Chronic infections like Lyme disease are becoming epidemic in the US. According to the CDC, 300,000 new cases of Lyme disease are diagnosed each year. The struggle to find new effective therapies is a real one. Antibiotics often do not adequately kill or control the infection, with a significant negative impact on the digestive tract. Now, a new ‘old’ therapy is emerging as a possible answer for many with chronic Lyme disease: ultraviolet blood irradiation.
Ultraviolet blood irradiation, or UVBI, has been used and studied for many decades. In fact, it dates back into last century, where it was first used to treat patients with Lupus. Ultraviolet blood irradiation is well-known as a disinfecting agent. It is used to sterilize equipment, treatment of city water supply, and can even be used as a swimming pool filter. In 1943 Emmet Knott, one of the early UVBI pioneers, received a patent for his machine that treated bloodstream infections. So this therapy has a long history of use against some of the worst infections.
The UVBI procedure itself works by introducing a butterfly catheter into one of the veins in the elbow. After the patient’s blood is drawn, it travels through a glass cuvette that exposes the entire blood sample to ultraviolet light, killing everything in that sample of blood. The blood then returns to the patient’s bloodstream.
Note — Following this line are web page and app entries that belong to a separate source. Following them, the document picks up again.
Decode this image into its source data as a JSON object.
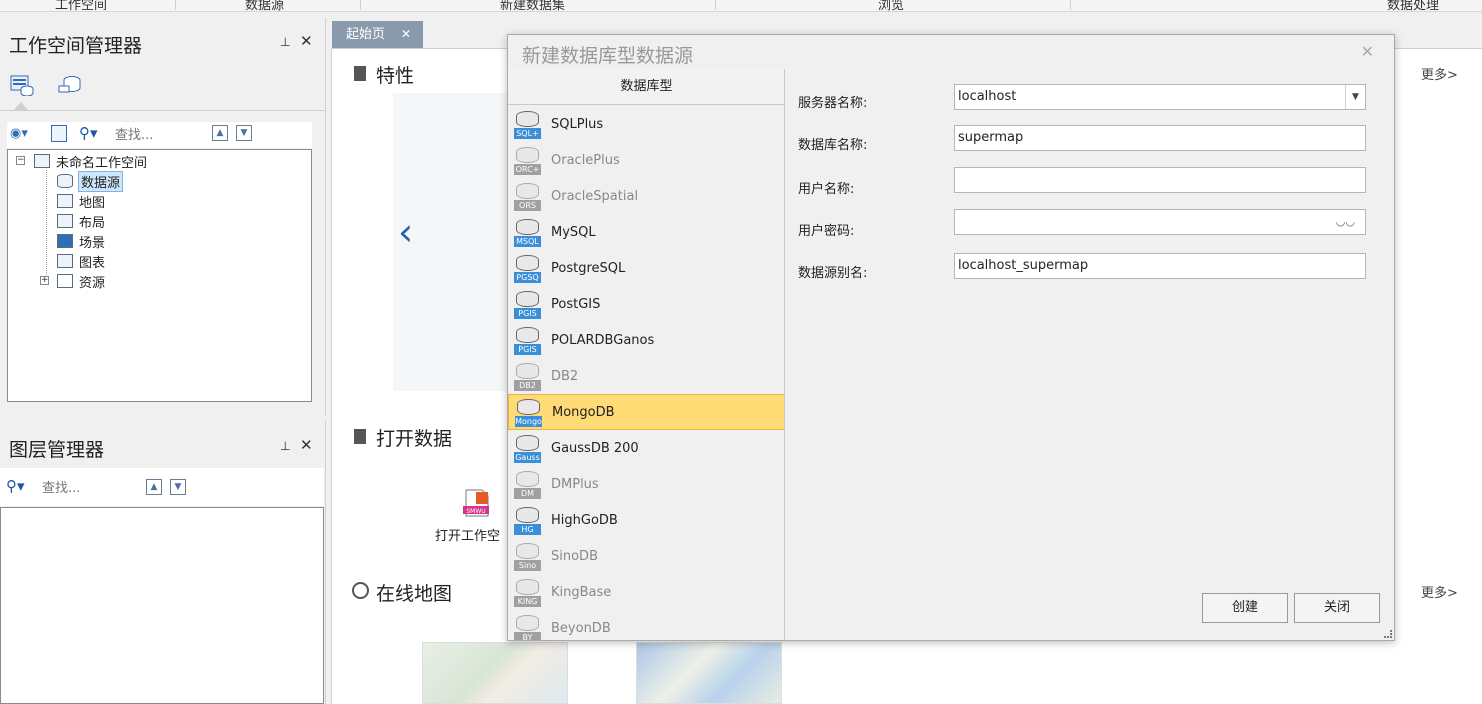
{
  "ribbon": {
    "groups": [
      "工作空间",
      "数据源",
      "新建数据集",
      "浏览",
      "数据处理"
    ]
  },
  "workspace_manager": {
    "title": "工作空间管理器",
    "search_placeholder": "查找...",
    "tree": {
      "root": "未命名工作空间",
      "children": [
        "数据源",
        "地图",
        "布局",
        "场景",
        "图表",
        "资源"
      ]
    }
  },
  "layer_manager": {
    "title": "图层管理器",
    "search_placeholder": "查找..."
  },
  "start_page": {
    "tab_label": "起始页",
    "features_title": "特性",
    "open_data_title": "打开数据",
    "open_workspace_label": "打开工作空",
    "online_map_title": "在线地图",
    "more_label": "更多>"
  },
  "dialog": {
    "title": "新建数据库型数据源",
    "list_header": "数据库型",
    "db_types": [
      {
        "label": "SQLPlus",
        "tag": "SQL+",
        "enabled": true
      },
      {
        "label": "OraclePlus",
        "tag": "ORC+",
        "enabled": false
      },
      {
        "label": "OracleSpatial",
        "tag": "ORS",
        "enabled": false
      },
      {
        "label": "MySQL",
        "tag": "MSQL",
        "enabled": true
      },
      {
        "label": "PostgreSQL",
        "tag": "PGSQ",
        "enabled": true
      },
      {
        "label": "PostGIS",
        "tag": "PGIS",
        "enabled": true
      },
      {
        "label": "POLARDBGanos",
        "tag": "PGIS",
        "enabled": true
      },
      {
        "label": "DB2",
        "tag": "DB2",
        "enabled": false
      },
      {
        "label": "MongoDB",
        "tag": "Mongo",
        "enabled": true,
        "selected": true
      },
      {
        "label": "GaussDB 200",
        "tag": "Gauss",
        "enabled": true
      },
      {
        "label": "DMPlus",
        "tag": "DM",
        "enabled": false
      },
      {
        "label": "HighGoDB",
        "tag": "HG",
        "enabled": true
      },
      {
        "label": "SinoDB",
        "tag": "Sino",
        "enabled": false
      },
      {
        "label": "KingBase",
        "tag": "KING",
        "enabled": false
      },
      {
        "label": "BeyonDB",
        "tag": "BY",
        "enabled": false
      }
    ],
    "fields": {
      "server_label": "服务器名称:",
      "server_value": "localhost",
      "database_label": "数据库名称:",
      "database_value": "supermap",
      "user_label": "用户名称:",
      "user_value": "",
      "password_label": "用户密码:",
      "password_value": "",
      "alias_label": "数据源别名:",
      "alias_value": "localhost_supermap"
    },
    "create_label": "创建",
    "close_label": "关闭"
  },
  "colors": {
    "selected_item": "#fedb75",
    "tab_bg": "#8a9aad",
    "accent": "#2a5fb0"
  }
}
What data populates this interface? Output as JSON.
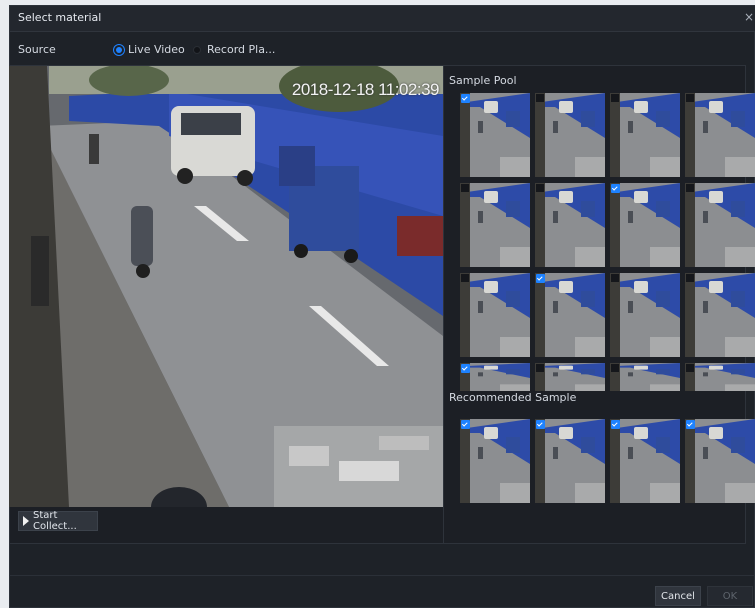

Essentially, it works very similarly to a natural vaccine. Because the ultraviolet blood irradiation kills whatever pathogens are in that sample of blood, it is easier for the patient’s immune system to attach to those dead bacteria, viruses, and parasites, and create antibodies. These antibodies can then circulate throughout the patient’s body and kill any remaining live pathogens.
This procedure tends to help people very rapidly. Often, our most resistant patients will see relief within 8-10 treatments, although some require longer. Several patients also opt to receive ongoing maintenance treatments every few weeks or months, depending upon the extent of their infections.
Finding practitioners who use this therapy can be difficult. Currently there are less than 10 offices in the entire state who perform this procedure. For more information on ultraviolet blood irradiation, feel free to call our office, or visit our website, nwprc.com for more info. Our office is one of the few statewide who uses this incredible technology!